As Marter said, “Our mistakes and our imperfections are not bad or wrong or failures–they are the fingerprints of humanity and opportunities for learning, healing, and growth.”
Resolve to Live with More Care.
We all make mistakes. By vowing not to repeat them, you’ll have an easier time making amends with what’s been done while being hopeful about what’s to come.
Be kind to yourself.
Many people are hesitant to show even a shred of self-kindness because they see it as selfish or undeserved. But the key to self-compassion is “to understand that weakness and frailty are part of the human experience,” according to Deborah Serani, PsyD, a psychologist, and author of Living with Depression. “Coming to accept who you are involves loving yourself because of your flaws, not in spite of them,” she said.
Writing down your thoughts will help you not only to release that pent up emotions but to let yourself see your mistakes from another perspective. Every time you feel guilty jots it down in a journal. Track the way you feel and why so. Get to understand the source of your guilt better and you will soon learn to distance yourself from it.
Self forgiveness is one of the most precious gifts we can give to ourselves. A gift that will not only will bring peace into our hearts, but it will also transform our lives and the lives of those we come in contact with.
“Inner peace can be reached only when we practice forgiveness. Forgiveness is letting go of the past, and is therefore the means of correcting our misperceptions.” ~ Gerald Jampolsky
To give yourself the gift of self-forgiveness is to make room in your heart for love, allowing yourself to receive love from yourself and from those around you.
Being grateful—or having gratitude—for the past can positively affect your future. Research has shown that people who think about the past in an optimistic way have increased capacity for happiness.
You might experience a variety of feelings when thinking about the past—from pride, satisfaction and contentment to bitterness and anger.
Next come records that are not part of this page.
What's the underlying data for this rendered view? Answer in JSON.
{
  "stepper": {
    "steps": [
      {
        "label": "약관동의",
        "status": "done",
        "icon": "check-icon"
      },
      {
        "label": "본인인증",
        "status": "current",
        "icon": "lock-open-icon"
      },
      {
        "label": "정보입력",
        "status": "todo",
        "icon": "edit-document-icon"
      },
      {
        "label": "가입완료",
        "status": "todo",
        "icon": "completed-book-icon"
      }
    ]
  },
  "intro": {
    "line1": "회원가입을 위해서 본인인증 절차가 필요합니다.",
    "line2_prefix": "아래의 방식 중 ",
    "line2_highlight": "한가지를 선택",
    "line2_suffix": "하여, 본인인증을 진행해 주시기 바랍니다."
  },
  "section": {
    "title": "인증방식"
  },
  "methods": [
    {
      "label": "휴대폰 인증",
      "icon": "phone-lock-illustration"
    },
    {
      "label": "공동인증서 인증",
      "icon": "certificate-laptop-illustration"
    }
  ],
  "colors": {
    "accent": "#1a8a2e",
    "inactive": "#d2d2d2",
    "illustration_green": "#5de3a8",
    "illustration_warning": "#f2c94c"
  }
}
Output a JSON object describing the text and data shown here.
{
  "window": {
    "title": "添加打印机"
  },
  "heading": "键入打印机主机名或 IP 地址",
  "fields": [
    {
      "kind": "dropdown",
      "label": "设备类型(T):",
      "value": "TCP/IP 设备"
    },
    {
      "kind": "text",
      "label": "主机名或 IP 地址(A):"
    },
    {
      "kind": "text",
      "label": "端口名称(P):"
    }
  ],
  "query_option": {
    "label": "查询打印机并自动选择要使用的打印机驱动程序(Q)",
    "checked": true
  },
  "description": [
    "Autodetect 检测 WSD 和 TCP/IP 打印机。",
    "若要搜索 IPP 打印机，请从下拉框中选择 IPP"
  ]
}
These feelings are all actually controlled by your memories, which you can manage.
If you have bad memories, you might be able to change them to neutral or good feelings by challenging your thinking or through forgiveness.